In order for the spectrometer to take a measurement at the correct time it is necessary to have a connection between itself and the Arduino with which the Real Time Clock and main control system is located. In order to control it, the spectrometer has a D-Sub 26 connector on the back which is used to trigger Save Spectra, Save Dark and Save Reference.

On the Arduino board when a spectrum is meant to be measured it sends out a short TTL HIGH pulse to Pin 6 of the Dsub Connector. This triggers the spectrometer to Save Spectrum and store to computer memory.

A simple example of the TTL HIGH triggering for the spectrometer

//Matthew De Vuono
//May 30/2011
//Spectrometer triggering, TTL HIGH 

void setup() {
  // put your setup code here, to run once:
  pinMode(7, OUTPUT);
  Serial.begin(9600);
  
  Serial.println("Sending Signal!");
  Serial.println("Signal high"); 
  digitalWrite(7, HIGH);   // set the trigger on
  delay(1000);
  Serial.println("Signal low");
  digitalWrite(7, LOW);
  delay(3000);
  
  Serial.println("Signal Sent");
  delay(3000);
  Serial.println("");
} 

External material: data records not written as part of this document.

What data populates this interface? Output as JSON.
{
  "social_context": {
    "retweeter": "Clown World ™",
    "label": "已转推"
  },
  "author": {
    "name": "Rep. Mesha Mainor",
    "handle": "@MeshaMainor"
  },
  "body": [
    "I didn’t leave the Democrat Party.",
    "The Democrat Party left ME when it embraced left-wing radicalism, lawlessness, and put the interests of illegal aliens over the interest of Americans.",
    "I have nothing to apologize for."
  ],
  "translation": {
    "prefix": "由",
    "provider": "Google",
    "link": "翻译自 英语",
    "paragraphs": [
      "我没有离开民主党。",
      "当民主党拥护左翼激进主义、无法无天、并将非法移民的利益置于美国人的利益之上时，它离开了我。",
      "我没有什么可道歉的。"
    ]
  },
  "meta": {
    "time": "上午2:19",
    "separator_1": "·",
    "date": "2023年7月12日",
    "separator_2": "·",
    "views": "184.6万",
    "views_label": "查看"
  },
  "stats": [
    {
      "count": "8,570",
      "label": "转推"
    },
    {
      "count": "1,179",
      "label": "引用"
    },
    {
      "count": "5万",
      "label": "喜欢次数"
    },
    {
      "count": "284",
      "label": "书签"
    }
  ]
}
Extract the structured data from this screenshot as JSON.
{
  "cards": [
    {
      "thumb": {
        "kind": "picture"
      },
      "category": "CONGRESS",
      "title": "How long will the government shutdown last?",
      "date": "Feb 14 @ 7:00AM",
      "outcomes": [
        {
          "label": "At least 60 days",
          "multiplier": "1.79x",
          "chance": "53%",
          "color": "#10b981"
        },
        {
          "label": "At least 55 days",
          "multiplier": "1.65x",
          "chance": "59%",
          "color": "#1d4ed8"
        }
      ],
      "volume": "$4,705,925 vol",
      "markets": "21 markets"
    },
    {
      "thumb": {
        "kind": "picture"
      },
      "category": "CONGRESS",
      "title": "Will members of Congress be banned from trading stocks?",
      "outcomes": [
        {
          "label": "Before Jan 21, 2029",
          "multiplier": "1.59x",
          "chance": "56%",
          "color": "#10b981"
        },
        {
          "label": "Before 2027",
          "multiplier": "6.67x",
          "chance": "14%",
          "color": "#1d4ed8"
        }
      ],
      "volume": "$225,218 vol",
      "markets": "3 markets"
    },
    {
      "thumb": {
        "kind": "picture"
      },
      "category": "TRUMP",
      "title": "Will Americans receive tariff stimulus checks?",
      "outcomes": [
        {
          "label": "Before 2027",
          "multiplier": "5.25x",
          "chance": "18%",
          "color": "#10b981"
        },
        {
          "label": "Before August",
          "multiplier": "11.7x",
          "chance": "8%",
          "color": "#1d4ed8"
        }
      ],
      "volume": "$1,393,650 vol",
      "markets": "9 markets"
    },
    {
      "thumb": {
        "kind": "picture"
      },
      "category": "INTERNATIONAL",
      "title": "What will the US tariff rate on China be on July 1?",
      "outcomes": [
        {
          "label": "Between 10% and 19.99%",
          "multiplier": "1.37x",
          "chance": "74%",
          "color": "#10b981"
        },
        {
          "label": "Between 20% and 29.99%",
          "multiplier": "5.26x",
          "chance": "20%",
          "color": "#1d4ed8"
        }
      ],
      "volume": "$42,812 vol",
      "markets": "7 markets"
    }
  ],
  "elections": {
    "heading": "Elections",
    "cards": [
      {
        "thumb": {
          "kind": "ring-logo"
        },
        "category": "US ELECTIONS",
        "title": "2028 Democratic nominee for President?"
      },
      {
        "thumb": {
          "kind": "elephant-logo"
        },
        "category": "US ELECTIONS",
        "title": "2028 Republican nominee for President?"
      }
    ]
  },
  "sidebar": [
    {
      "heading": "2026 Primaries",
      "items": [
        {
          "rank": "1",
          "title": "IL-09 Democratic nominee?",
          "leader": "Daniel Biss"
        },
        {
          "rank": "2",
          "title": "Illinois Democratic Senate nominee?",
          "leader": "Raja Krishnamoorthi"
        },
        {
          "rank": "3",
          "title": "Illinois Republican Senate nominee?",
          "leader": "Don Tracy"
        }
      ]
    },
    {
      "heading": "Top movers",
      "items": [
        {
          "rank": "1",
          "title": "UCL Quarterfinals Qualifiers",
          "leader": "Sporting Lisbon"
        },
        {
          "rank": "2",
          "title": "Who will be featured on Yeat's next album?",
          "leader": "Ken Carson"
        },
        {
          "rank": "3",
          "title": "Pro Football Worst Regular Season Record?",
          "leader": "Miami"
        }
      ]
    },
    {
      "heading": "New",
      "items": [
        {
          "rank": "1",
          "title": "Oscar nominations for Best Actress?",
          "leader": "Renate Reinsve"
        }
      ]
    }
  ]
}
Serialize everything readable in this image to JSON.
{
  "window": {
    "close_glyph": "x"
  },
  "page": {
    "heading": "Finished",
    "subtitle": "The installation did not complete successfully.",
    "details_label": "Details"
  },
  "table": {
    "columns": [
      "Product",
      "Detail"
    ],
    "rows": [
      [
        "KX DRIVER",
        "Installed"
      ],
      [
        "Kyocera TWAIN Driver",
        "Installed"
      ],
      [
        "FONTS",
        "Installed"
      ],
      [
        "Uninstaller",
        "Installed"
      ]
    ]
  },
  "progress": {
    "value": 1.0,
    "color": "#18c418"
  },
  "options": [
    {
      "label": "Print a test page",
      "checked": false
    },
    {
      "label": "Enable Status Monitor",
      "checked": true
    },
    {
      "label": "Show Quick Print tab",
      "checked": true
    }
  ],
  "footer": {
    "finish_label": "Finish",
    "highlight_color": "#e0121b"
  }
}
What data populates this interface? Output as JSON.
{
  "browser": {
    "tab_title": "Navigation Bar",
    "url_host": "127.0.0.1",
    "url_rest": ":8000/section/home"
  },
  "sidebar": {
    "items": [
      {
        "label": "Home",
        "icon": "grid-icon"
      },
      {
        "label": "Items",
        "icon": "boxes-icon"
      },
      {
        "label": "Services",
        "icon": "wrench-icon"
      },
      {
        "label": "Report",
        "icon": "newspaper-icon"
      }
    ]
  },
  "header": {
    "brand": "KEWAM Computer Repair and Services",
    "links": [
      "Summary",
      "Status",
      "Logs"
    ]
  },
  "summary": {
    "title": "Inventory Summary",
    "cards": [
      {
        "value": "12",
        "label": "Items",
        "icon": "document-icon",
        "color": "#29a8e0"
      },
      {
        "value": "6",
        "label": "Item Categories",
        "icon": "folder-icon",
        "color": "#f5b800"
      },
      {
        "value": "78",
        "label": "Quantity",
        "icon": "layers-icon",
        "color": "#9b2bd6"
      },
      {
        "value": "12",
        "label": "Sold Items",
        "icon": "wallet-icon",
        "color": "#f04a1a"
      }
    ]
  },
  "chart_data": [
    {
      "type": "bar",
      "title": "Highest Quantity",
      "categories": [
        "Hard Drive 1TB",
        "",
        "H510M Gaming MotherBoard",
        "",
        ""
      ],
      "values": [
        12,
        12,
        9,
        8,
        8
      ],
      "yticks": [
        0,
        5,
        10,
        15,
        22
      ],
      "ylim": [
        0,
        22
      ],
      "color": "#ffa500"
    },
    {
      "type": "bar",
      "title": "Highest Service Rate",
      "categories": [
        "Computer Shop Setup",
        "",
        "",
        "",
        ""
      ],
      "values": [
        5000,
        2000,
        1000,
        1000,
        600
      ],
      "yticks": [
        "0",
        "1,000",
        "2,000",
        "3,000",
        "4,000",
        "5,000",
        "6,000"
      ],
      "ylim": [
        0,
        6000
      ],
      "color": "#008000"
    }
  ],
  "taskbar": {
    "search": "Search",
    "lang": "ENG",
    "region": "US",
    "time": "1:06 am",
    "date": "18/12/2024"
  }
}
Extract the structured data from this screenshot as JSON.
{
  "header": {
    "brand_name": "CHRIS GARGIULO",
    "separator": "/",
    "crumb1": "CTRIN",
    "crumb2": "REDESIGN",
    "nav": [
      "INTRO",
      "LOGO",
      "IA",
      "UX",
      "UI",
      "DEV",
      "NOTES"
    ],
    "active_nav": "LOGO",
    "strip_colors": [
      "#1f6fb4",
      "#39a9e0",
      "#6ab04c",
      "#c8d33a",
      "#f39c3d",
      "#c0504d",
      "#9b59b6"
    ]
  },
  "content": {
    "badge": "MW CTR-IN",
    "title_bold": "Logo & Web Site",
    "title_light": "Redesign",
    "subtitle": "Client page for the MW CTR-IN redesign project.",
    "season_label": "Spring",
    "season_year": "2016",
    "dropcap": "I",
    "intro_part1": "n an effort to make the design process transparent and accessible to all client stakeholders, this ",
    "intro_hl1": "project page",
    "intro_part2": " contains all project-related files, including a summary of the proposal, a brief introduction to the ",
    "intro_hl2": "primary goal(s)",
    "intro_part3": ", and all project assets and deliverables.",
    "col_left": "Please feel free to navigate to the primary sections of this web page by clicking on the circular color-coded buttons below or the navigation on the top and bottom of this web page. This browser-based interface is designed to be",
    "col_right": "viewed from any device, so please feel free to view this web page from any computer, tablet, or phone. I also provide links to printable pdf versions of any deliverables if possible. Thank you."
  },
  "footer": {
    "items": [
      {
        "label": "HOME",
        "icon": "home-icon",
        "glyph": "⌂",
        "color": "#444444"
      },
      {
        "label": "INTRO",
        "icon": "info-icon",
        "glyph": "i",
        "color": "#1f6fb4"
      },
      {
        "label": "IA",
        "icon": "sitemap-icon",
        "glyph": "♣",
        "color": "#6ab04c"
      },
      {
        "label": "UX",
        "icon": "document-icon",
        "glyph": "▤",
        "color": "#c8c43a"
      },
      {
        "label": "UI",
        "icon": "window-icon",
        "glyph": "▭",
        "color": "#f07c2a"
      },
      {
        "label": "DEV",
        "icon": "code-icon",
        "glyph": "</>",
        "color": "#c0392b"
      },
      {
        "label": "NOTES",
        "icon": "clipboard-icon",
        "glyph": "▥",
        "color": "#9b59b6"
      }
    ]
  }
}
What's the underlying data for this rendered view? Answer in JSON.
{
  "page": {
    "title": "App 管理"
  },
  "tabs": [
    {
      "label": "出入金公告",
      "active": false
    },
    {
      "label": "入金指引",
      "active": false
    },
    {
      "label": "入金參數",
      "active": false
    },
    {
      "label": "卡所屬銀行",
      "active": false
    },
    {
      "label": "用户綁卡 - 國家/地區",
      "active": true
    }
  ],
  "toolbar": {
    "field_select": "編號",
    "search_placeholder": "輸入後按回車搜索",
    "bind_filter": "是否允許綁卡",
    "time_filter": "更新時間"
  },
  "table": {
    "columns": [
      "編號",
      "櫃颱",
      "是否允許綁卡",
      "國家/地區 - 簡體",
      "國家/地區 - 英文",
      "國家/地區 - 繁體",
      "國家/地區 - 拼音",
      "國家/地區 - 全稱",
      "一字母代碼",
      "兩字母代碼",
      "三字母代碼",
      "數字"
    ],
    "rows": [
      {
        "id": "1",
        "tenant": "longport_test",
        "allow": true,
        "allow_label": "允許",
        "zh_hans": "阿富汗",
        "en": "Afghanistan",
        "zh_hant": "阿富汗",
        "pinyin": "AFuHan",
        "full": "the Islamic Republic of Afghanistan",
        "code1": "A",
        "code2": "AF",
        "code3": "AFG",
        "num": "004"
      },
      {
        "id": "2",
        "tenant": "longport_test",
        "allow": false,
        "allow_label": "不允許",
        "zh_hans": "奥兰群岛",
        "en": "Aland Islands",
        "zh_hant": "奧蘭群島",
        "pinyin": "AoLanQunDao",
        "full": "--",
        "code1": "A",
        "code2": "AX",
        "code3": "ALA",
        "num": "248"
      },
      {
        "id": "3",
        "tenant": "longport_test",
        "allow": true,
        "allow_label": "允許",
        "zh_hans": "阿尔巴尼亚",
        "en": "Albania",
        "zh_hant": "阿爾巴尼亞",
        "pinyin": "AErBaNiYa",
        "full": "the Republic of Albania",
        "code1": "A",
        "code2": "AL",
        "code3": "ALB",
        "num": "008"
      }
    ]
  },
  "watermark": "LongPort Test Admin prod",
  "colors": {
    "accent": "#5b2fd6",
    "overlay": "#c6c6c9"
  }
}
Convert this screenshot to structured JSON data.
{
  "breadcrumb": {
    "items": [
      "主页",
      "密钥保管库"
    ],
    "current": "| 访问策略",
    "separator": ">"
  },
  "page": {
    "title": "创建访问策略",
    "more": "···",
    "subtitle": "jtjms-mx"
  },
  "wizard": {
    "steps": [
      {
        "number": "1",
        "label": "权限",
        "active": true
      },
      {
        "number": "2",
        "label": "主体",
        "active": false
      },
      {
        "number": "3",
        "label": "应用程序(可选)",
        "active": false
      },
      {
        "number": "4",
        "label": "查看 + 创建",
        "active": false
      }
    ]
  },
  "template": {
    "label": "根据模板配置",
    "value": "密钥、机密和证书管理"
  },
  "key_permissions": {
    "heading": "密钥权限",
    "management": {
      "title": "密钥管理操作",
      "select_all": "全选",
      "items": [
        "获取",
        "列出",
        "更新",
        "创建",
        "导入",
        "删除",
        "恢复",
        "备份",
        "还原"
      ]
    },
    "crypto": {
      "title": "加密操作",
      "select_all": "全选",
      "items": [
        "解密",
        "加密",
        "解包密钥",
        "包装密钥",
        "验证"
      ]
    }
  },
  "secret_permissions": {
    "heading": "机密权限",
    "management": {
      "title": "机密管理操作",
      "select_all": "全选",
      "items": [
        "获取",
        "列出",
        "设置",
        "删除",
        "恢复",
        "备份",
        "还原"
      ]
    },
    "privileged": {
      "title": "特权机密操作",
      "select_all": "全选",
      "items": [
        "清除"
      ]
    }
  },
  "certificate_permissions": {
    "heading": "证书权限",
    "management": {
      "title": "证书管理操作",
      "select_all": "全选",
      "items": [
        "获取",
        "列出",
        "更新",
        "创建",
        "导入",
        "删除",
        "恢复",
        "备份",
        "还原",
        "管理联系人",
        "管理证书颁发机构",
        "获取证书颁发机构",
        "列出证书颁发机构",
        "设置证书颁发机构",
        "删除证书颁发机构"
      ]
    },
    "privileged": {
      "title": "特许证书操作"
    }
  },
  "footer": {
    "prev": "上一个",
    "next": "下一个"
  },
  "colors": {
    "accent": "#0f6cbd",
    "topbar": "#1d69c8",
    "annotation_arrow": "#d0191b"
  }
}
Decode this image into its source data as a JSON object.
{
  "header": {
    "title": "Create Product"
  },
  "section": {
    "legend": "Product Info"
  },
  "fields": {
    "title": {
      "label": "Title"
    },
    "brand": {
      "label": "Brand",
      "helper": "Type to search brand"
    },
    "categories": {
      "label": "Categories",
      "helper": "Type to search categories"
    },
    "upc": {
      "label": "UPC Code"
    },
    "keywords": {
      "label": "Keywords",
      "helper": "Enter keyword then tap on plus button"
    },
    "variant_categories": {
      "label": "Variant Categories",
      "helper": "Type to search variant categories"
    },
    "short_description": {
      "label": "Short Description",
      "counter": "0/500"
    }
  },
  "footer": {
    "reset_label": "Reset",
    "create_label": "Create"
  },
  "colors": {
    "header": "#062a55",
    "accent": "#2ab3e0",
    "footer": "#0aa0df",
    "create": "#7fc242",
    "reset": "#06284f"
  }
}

void loop() 
 {

 }

Calibration and Verification

When the spectrometers were purchased they both came fully calibrated in the spectral response, that is, when they detected 300nm light the light was actually 300nm. However, only the one spectrometer was calibrated for absolute irradiance. This meant that we had to determine a way to calibrate this spectrometer without having to purchase thousands of dollars worth of equipment. Since we had one calibrated unit we came up with a method ourselves.

Solar.jpg

It was possible to use our calibrated spectrometer to take detailed measurements of an ELH Halogen Projector bulb. These bulbs have a good spectral range and are consistent in terms of output over 24 hours of on time (losing <1%). We set the bulb up at a specific distance from the spectrometers sensor and allowed the bulb to reach steady-state in temperature and output. We then measured the Voc and Isc of a test solar cell in order to set parameters that could be reproduces later in order to redo the test. A full spectrum of the light was then taken from the bulb and we have now created an excel file with the spectral and Intensity data for this particular Halogen Light. With these two parts it is possible to create a file that will, when placed onto the non-calibrated spectrometer, allow it to be calibrated.

In order to ensure the bulb is at the same brightness here and over there in Cochabamba we are going to use the data provided for the solar cell in terms of Voc and Isc as well as distances. It will be necessary to place the bulb a certain distance from the cell and change the power going to the bulb until the Isc and Voc is the same as what was measured. This will ensure that the temperature, irradiation and power of the light and test cell is all the same.

Once the data is taken and the graphs matched the calibration will be complete.

Parts list

Operation Protocol

Open Data Access

References

  1. C.A. Gueymard, The sun’s total and spectral irradiance for solar energy applications and solar radiation models, Solar Energy. 76 (2004) 423-453.
  2. J.A. Duffie, W.A. Beckman, Solar Engineering of Thermal Processes, 2nd ed., Wiley-Interscience, 1991.